--- WORK ITEM ---
Would you repeat the entries below word for word and omit the pictures?

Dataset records
=== Begin Enclosure ===

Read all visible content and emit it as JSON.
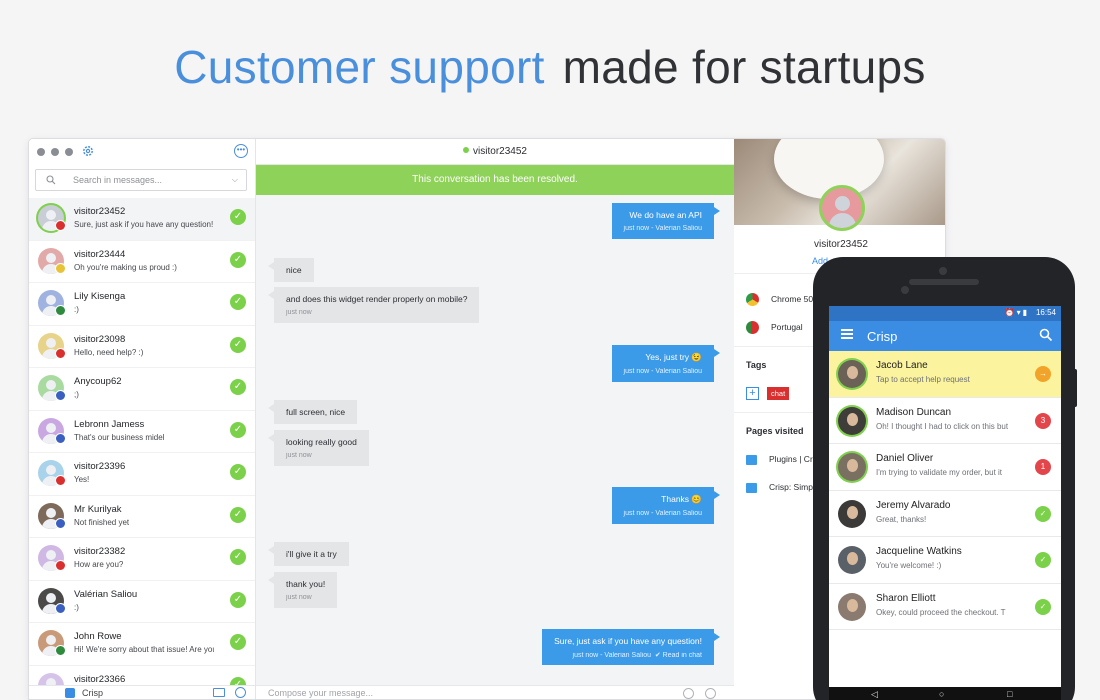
{
  "headline": {
    "accent": "Customer support",
    "rest": "made for startups"
  },
  "desktop": {
    "search_placeholder": "Search in messages...",
    "conversations": [
      {
        "name": "visitor23452",
        "message": "Sure, just ask if you have any question!",
        "flag": "#d9302f",
        "avatar": "#c8cdd6",
        "active": true
      },
      {
        "name": "visitor23444",
        "message": "Oh you're making us proud :)",
        "flag": "#e8c33a",
        "avatar": "#e2a9a9",
        "active": false
      },
      {
        "name": "Lily Kisenga",
        "message": ":)",
        "flag": "#2e8b3e",
        "avatar": "#9fb2e0",
        "active": false
      },
      {
        "name": "visitor23098",
        "message": "Hello, need help? :)",
        "flag": "#d9302f",
        "avatar": "#e7d38a",
        "active": false
      },
      {
        "name": "Anycoup62",
        "message": ";)",
        "flag": "#3a5fc0",
        "avatar": "#a9dba0",
        "active": false
      },
      {
        "name": "Lebronn Jamess",
        "message": "That's our business midel",
        "flag": "#3a5fc0",
        "avatar": "#c9a8e2",
        "active": false
      },
      {
        "name": "visitor23396",
        "message": "Yes!",
        "flag": "#d9302f",
        "avatar": "#a8d3ea",
        "active": false
      },
      {
        "name": "Mr Kurilyak",
        "message": "Not finished yet",
        "flag": "#3a5fc0",
        "avatar": "#7d6a5a",
        "active": false
      },
      {
        "name": "visitor23382",
        "message": "How are you?",
        "flag": "#d9302f",
        "avatar": "#d0b8e4",
        "active": false
      },
      {
        "name": "Valérian Saliou",
        "message": ":)",
        "flag": "#3a5fc0",
        "avatar": "#4c4a48",
        "active": false
      },
      {
        "name": "John Rowe",
        "message": "Hi! We're sorry about that issue! Are you",
        "flag": "#2e8b3e",
        "avatar": "#c99a7a",
        "active": false
      },
      {
        "name": "visitor23366",
        "message": "",
        "flag": "#d9302f",
        "avatar": "#d6c3ea",
        "active": false
      }
    ],
    "bottom_brand": "Crisp",
    "chat_header": "visitor23452",
    "resolved_banner": "This conversation has been resolved.",
    "messages": [
      {
        "dir": "out",
        "text": "We do have an API",
        "meta": "just now - Valerian Saliou",
        "read": ""
      },
      {
        "dir": "in",
        "text": "nice",
        "meta": "",
        "read": ""
      },
      {
        "dir": "in",
        "text": "and does this widget render properly on mobile?",
        "meta": "just now",
        "read": ""
      },
      {
        "dir": "out",
        "text": "Yes, just try 😉",
        "meta": "just now - Valerian Saliou",
        "read": ""
      },
      {
        "dir": "in",
        "text": "full screen, nice",
        "meta": "",
        "read": ""
      },
      {
        "dir": "in",
        "text": "looking really good",
        "meta": "just now",
        "read": ""
      },
      {
        "dir": "out",
        "text": "Thanks 😊",
        "meta": "just now - Valerian Saliou",
        "read": ""
      },
      {
        "dir": "in",
        "text": "i'll give it a try",
        "meta": "",
        "read": ""
      },
      {
        "dir": "in",
        "text": "thank you!",
        "meta": "just now",
        "read": ""
      },
      {
        "dir": "out",
        "text": "Sure, just ask if you have any question!",
        "meta": "just now - Valerian Saliou",
        "read": "✔ Read in chat"
      }
    ],
    "compose_placeholder": "Compose your message...",
    "profile": {
      "name": "visitor23452",
      "add_link": "Add",
      "browser": "Chrome 50",
      "country": "Portugal",
      "tags_title": "Tags",
      "tag": "chat",
      "pages_title": "Pages visited",
      "pages": [
        "Plugins | Cri",
        "Crisp: Simp"
      ]
    }
  },
  "phone": {
    "time": "16:54",
    "app_title": "Crisp",
    "rows": [
      {
        "name": "Jacob Lane",
        "message": "Tap to accept help request",
        "badge": "→",
        "badge_color": "#f2a32a",
        "highlight": true,
        "ring": true
      },
      {
        "name": "Madison Duncan",
        "message": "Oh! I thought I had to click on this but",
        "badge": "3",
        "badge_color": "#e2454a",
        "highlight": false,
        "ring": true
      },
      {
        "name": "Daniel Oliver",
        "message": "I'm trying to validate my order, but it",
        "badge": "1",
        "badge_color": "#e2454a",
        "highlight": false,
        "ring": true
      },
      {
        "name": "Jeremy Alvarado",
        "message": "Great, thanks!",
        "badge": "✓",
        "badge_color": "#7bd14a",
        "highlight": false,
        "ring": false
      },
      {
        "name": "Jacqueline Watkins",
        "message": "You're welcome! :)",
        "badge": "✓",
        "badge_color": "#7bd14a",
        "highlight": false,
        "ring": false
      },
      {
        "name": "Sharon Elliott",
        "message": "Okey, could proceed the checkout. T",
        "badge": "✓",
        "badge_color": "#7bd14a",
        "highlight": false,
        "ring": false
      }
    ]
  },
  "colors": {
    "accent": "#4a8fdc",
    "resolved": "#8fd25a",
    "outgoing": "#3b9be8",
    "online": "#7bd14a"
  }
}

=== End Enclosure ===

--- RESULT OF THIS EXERCISE ---
Read all visible content and emit it as JSON.
{
  "headline": {
    "accent": "Customer support",
    "rest": "made for startups"
  },
  "desktop": {
    "search_placeholder": "Search in messages...",
    "conversations": [
      {
        "name": "visitor23452",
        "message": "Sure, just ask if you have any question!",
        "flag": "#d9302f",
        "avatar": "#c8cdd6",
        "active": true
      },
      {
        "name": "visitor23444",
        "message": "Oh you're making us proud :)",
        "flag": "#e8c33a",
        "avatar": "#e2a9a9",
        "active": false
      },
      {
        "name": "Lily Kisenga",
        "message": ":)",
        "flag": "#2e8b3e",
        "avatar": "#9fb2e0",
        "active": false
      },
      {
        "name": "visitor23098",
        "message": "Hello, need help? :)",
        "flag": "#d9302f",
        "avatar": "#e7d38a",
        "active": false
      },
      {
        "name": "Anycoup62",
        "message": ";)",
        "flag": "#3a5fc0",
        "avatar": "#a9dba0",
        "active": false
      },
      {
        "name": "Lebronn Jamess",
        "message": "That's our business midel",
        "flag": "#3a5fc0",
        "avatar": "#c9a8e2",
        "active": false
      },
      {
        "name": "visitor23396",
        "message": "Yes!",
        "flag": "#d9302f",
        "avatar": "#a8d3ea",
        "active": false
      },
      {
        "name": "Mr Kurilyak",
        "message": "Not finished yet",
        "flag": "#3a5fc0",
        "avatar": "#7d6a5a",
        "active": false
      },
      {
        "name": "visitor23382",
        "message": "How are you?",
        "flag": "#d9302f",
        "avatar": "#d0b8e4",
        "active": false
      },
      {
        "name": "Valérian Saliou",
        "message": ":)",
        "flag": "#3a5fc0",
        "avatar": "#4c4a48",
        "active": false
      },
      {
        "name": "John Rowe",
        "message": "Hi! We're sorry about that issue! Are you",
        "flag": "#2e8b3e",
        "avatar": "#c99a7a",
        "active": false
      },
      {
        "name": "visitor23366",
        "message": "",
        "flag": "#d9302f",
        "avatar": "#d6c3ea",
        "active": false
      }
    ],
    "bottom_brand": "Crisp",
    "chat_header": "visitor23452",
    "resolved_banner": "This conversation has been resolved.",
    "messages": [
      {
        "dir": "out",
        "text": "We do have an API",
        "meta": "just now - Valerian Saliou",
        "read": ""
      },
      {
        "dir": "in",
        "text": "nice",
        "meta": "",
        "read": ""
      },
      {
        "dir": "in",
        "text": "and does this widget render properly on mobile?",
        "meta": "just now",
        "read": ""
      },
      {
        "dir": "out",
        "text": "Yes, just try 😉",
        "meta": "just now - Valerian Saliou",
        "read": ""
      },
      {
        "dir": "in",
        "text": "full screen, nice",
        "meta": "",
        "read": ""
      },
      {
        "dir": "in",
        "text": "looking really good",
        "meta": "just now",
        "read": ""
      },
      {
        "dir": "out",
        "text": "Thanks 😊",
        "meta": "just now - Valerian Saliou",
        "read": ""
      },
      {
        "dir": "in",
        "text": "i'll give it a try",
        "meta": "",
        "read": ""
      },
      {
        "dir": "in",
        "text": "thank you!",
        "meta": "just now",
        "read": ""
      },
      {
        "dir": "out",
        "text": "Sure, just ask if you have any question!",
        "meta": "just now - Valerian Saliou",
        "read": "✔ Read in chat"
      }
    ],
    "compose_placeholder": "Compose your message...",
    "profile": {
      "name": "visitor23452",
      "add_link": "Add",
      "browser": "Chrome 50",
      "country": "Portugal",
      "tags_title": "Tags",
      "tag": "chat",
      "pages_title": "Pages visited",
      "pages": [
        "Plugins | Cri",
        "Crisp: Simp"
      ]
    }
  },
  "phone": {
    "time": "16:54",
    "app_title": "Crisp",
    "rows": [
      {
        "name": "Jacob Lane",
        "message": "Tap to accept help request",
        "badge": "→",
        "badge_color": "#f2a32a",
        "highlight": true,
        "ring": true
      },
      {
        "name": "Madison Duncan",
        "message": "Oh! I thought I had to click on this but",
        "badge": "3",
        "badge_color": "#e2454a",
        "highlight": false,
        "ring": true
      },
      {
        "name": "Daniel Oliver",
        "message": "I'm trying to validate my order, but it",
        "badge": "1",
        "badge_color": "#e2454a",
        "highlight": false,
        "ring": true
      },
      {
        "name": "Jeremy Alvarado",
        "message": "Great, thanks!",
        "badge": "✓",
        "badge_color": "#7bd14a",
        "highlight": false,
        "ring": false
      },
      {
        "name": "Jacqueline Watkins",
        "message": "You're welcome! :)",
        "badge": "✓",
        "badge_color": "#7bd14a",
        "highlight": false,
        "ring": false
      },
      {
        "name": "Sharon Elliott",
        "message": "Okey, could proceed the checkout. T",
        "badge": "✓",
        "badge_color": "#7bd14a",
        "highlight": false,
        "ring": false
      }
    ]
  },
  "colors": {
    "accent": "#4a8fdc",
    "resolved": "#8fd25a",
    "outgoing": "#3b9be8",
    "online": "#7bd14a"
  }
}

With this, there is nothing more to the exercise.